### sc0tt

That makes sense, but is there no definitive shape for this graph? Because scales vary, any graph could be manipulated to look like anything. Isn't there standards for this kind of stuff?

And I'm starting to grasp my 3D cross section question. You would have to define which planes were intersecting this shape, for instance Z=1 and Z=3. This would create the frustum shape, but you can have any type of cross section really. I have no idea what my Delta Z shape is though, it sure does look funny.

4. Jun 9, 2009

### slider142

You can cut the graph off using any shape you want, as different views of the graph will be useful for different objectives. The graph itself does not change, as the points (x, y, z) that satisfy the equation do not change. All you're changing is the location, orientation, and size of your bounding box that looks at some finite region of the graph.

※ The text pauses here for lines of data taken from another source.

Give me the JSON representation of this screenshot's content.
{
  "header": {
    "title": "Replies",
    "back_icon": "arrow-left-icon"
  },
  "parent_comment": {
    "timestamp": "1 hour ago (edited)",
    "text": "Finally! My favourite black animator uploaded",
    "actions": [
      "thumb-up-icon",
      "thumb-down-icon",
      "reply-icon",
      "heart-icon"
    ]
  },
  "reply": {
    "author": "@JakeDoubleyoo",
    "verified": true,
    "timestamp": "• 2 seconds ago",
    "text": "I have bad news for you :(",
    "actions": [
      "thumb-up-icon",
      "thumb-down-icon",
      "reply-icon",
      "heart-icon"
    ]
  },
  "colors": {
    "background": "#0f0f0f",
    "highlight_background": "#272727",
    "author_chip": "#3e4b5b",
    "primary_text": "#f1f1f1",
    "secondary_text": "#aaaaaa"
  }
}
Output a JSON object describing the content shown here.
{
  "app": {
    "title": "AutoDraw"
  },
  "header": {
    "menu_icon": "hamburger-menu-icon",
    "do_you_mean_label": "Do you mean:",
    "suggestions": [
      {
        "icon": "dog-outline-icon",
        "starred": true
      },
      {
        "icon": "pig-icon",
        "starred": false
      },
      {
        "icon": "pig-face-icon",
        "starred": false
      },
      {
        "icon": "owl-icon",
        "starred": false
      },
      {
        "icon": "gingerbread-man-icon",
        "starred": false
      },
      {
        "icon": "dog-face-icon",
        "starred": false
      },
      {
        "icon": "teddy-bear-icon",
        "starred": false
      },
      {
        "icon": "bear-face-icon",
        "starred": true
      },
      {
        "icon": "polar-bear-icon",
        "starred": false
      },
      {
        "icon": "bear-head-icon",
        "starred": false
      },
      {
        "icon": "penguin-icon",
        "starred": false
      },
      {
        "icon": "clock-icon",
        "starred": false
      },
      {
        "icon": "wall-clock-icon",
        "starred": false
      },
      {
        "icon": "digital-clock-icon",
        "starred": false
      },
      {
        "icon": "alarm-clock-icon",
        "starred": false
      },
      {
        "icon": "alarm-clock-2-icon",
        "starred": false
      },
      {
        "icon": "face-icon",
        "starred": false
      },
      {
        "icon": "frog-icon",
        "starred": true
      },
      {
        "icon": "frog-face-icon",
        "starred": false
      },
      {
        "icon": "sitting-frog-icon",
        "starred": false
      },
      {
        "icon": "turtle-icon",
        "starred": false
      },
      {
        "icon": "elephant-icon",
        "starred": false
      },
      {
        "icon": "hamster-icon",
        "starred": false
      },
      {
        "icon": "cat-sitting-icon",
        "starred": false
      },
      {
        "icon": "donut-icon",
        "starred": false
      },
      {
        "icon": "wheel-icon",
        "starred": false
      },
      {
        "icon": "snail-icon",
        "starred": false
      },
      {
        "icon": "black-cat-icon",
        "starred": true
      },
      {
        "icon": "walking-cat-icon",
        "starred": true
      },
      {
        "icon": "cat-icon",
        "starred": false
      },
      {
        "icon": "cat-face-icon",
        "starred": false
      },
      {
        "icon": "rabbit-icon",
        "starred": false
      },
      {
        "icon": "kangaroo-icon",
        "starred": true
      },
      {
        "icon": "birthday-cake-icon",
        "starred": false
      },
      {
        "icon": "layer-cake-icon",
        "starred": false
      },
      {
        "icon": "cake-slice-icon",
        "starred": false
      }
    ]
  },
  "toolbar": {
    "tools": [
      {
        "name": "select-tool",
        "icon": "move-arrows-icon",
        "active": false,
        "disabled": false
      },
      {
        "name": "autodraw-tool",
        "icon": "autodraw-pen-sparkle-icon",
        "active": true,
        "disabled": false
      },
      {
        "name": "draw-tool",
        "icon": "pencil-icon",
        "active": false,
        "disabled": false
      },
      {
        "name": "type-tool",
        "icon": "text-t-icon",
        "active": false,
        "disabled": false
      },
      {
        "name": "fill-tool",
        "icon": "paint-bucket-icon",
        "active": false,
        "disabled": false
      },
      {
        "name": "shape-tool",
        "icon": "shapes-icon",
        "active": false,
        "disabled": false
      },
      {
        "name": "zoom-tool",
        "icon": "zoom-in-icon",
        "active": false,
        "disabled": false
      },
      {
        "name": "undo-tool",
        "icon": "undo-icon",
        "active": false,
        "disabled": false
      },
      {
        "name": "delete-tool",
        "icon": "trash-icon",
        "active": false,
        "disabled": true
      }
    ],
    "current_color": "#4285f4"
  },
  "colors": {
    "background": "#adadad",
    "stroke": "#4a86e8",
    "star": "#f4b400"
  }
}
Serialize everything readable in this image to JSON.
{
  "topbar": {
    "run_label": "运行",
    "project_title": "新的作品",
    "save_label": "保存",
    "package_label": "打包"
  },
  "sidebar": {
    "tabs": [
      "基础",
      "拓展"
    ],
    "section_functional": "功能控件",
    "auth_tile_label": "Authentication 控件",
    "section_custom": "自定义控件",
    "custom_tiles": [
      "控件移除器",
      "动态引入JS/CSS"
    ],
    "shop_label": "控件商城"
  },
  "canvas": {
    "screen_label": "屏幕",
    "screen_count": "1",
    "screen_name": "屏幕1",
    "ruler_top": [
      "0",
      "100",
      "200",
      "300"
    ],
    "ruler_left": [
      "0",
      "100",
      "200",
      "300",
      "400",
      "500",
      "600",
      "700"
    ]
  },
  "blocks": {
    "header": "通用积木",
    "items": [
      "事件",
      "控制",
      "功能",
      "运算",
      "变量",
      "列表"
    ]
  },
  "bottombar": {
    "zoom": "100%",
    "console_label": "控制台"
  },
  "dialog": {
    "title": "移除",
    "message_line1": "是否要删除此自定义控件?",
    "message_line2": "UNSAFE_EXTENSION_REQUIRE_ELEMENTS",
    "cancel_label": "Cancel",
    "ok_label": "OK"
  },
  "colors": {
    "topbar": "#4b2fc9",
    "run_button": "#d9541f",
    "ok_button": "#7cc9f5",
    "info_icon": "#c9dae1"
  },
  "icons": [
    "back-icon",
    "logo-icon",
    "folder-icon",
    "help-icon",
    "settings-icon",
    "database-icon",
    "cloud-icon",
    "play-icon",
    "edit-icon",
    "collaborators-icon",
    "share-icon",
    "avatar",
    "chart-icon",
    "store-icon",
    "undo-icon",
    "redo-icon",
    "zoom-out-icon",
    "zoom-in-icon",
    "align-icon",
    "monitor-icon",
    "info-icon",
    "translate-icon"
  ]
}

5. Jun 9, 2009

### sc0tt

Yea, that's the problem I'm running into I guess. Everyone has different manipulated versions of this graph, but when I try to visualize this graph, I never know how I should picture it. That is the most frustrating. It seems like there is no definitive answer to quench my visual problem, so I should just arbitrarily pick a shape and roll with it.